→ Data to examine
┏━━
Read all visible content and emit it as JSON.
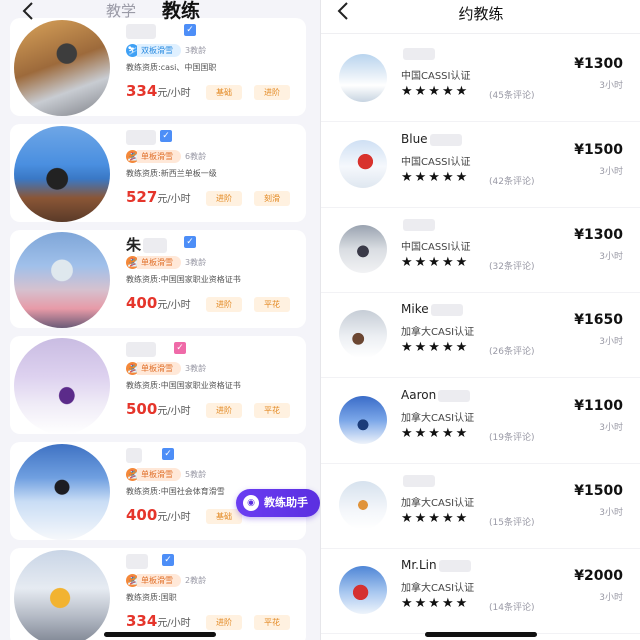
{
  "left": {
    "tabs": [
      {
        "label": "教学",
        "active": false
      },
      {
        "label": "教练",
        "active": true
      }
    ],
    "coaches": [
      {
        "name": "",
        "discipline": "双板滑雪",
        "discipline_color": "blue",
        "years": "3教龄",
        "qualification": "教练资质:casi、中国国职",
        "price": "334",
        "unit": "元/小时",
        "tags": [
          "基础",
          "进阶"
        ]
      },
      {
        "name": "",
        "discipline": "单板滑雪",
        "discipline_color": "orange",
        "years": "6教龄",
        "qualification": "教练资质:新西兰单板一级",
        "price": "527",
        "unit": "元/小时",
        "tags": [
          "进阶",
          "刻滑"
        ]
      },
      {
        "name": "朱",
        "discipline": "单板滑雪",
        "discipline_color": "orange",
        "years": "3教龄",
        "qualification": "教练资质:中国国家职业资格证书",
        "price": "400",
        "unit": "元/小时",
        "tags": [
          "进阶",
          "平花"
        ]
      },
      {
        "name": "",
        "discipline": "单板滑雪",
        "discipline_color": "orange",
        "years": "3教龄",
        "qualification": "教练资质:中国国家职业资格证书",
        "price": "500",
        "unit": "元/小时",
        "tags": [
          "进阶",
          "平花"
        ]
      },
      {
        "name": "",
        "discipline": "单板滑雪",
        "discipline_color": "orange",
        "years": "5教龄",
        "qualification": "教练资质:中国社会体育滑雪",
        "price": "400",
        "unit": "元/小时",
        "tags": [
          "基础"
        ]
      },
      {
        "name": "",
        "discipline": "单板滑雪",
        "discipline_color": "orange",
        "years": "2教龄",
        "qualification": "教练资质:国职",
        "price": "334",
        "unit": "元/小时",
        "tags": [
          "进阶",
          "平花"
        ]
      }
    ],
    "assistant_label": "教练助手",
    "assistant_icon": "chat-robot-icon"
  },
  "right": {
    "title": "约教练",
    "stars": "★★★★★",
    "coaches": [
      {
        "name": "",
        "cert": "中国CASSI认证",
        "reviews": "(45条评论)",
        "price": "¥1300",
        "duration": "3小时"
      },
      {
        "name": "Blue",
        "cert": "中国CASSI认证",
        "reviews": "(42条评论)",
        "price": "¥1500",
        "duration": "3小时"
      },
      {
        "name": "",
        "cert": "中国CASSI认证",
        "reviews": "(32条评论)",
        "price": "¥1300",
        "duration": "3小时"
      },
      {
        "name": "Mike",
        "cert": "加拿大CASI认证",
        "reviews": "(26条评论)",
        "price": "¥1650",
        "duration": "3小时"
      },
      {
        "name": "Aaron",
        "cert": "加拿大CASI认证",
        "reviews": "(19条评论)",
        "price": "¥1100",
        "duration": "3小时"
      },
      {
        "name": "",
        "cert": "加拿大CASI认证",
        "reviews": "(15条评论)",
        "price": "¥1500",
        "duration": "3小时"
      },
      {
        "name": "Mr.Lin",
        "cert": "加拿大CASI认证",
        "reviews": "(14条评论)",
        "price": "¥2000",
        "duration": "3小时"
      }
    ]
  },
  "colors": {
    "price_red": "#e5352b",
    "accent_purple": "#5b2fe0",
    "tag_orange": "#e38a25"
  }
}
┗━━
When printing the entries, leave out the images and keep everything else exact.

→ Response for this exercise
Read all visible content and emit it as JSON.
{
  "left": {
    "tabs": [
      {
        "label": "教学",
        "active": false
      },
      {
        "label": "教练",
        "active": true
      }
    ],
    "coaches": [
      {
        "name": "",
        "discipline": "双板滑雪",
        "discipline_color": "blue",
        "years": "3教龄",
        "qualification": "教练资质:casi、中国国职",
        "price": "334",
        "unit": "元/小时",
        "tags": [
          "基础",
          "进阶"
        ]
      },
      {
        "name": "",
        "discipline": "单板滑雪",
        "discipline_color": "orange",
        "years": "6教龄",
        "qualification": "教练资质:新西兰单板一级",
        "price": "527",
        "unit": "元/小时",
        "tags": [
          "进阶",
          "刻滑"
        ]
      },
      {
        "name": "朱",
        "discipline": "单板滑雪",
        "discipline_color": "orange",
        "years": "3教龄",
        "qualification": "教练资质:中国国家职业资格证书",
        "price": "400",
        "unit": "元/小时",
        "tags": [
          "进阶",
          "平花"
        ]
      },
      {
        "name": "",
        "discipline": "单板滑雪",
        "discipline_color": "orange",
        "years": "3教龄",
        "qualification": "教练资质:中国国家职业资格证书",
        "price": "500",
        "unit": "元/小时",
        "tags": [
          "进阶",
          "平花"
        ]
      },
      {
        "name": "",
        "discipline": "单板滑雪",
        "discipline_color": "orange",
        "years": "5教龄",
        "qualification": "教练资质:中国社会体育滑雪",
        "price": "400",
        "unit": "元/小时",
        "tags": [
          "基础"
        ]
      },
      {
        "name": "",
        "discipline": "单板滑雪",
        "discipline_color": "orange",
        "years": "2教龄",
        "qualification": "教练资质:国职",
        "price": "334",
        "unit": "元/小时",
        "tags": [
          "进阶",
          "平花"
        ]
      }
    ],
    "assistant_label": "教练助手",
    "assistant_icon": "chat-robot-icon"
  },
  "right": {
    "title": "约教练",
    "stars": "★★★★★",
    "coaches": [
      {
        "name": "",
        "cert": "中国CASSI认证",
        "reviews": "(45条评论)",
        "price": "¥1300",
        "duration": "3小时"
      },
      {
        "name": "Blue",
        "cert": "中国CASSI认证",
        "reviews": "(42条评论)",
        "price": "¥1500",
        "duration": "3小时"
      },
      {
        "name": "",
        "cert": "中国CASSI认证",
        "reviews": "(32条评论)",
        "price": "¥1300",
        "duration": "3小时"
      },
      {
        "name": "Mike",
        "cert": "加拿大CASI认证",
        "reviews": "(26条评论)",
        "price": "¥1650",
        "duration": "3小时"
      },
      {
        "name": "Aaron",
        "cert": "加拿大CASI认证",
        "reviews": "(19条评论)",
        "price": "¥1100",
        "duration": "3小时"
      },
      {
        "name": "",
        "cert": "加拿大CASI认证",
        "reviews": "(15条评论)",
        "price": "¥1500",
        "duration": "3小时"
      },
      {
        "name": "Mr.Lin",
        "cert": "加拿大CASI认证",
        "reviews": "(14条评论)",
        "price": "¥2000",
        "duration": "3小时"
      }
    ]
  },
  "colors": {
    "price_red": "#e5352b",
    "accent_purple": "#5b2fe0",
    "tag_orange": "#e38a25"
  }
}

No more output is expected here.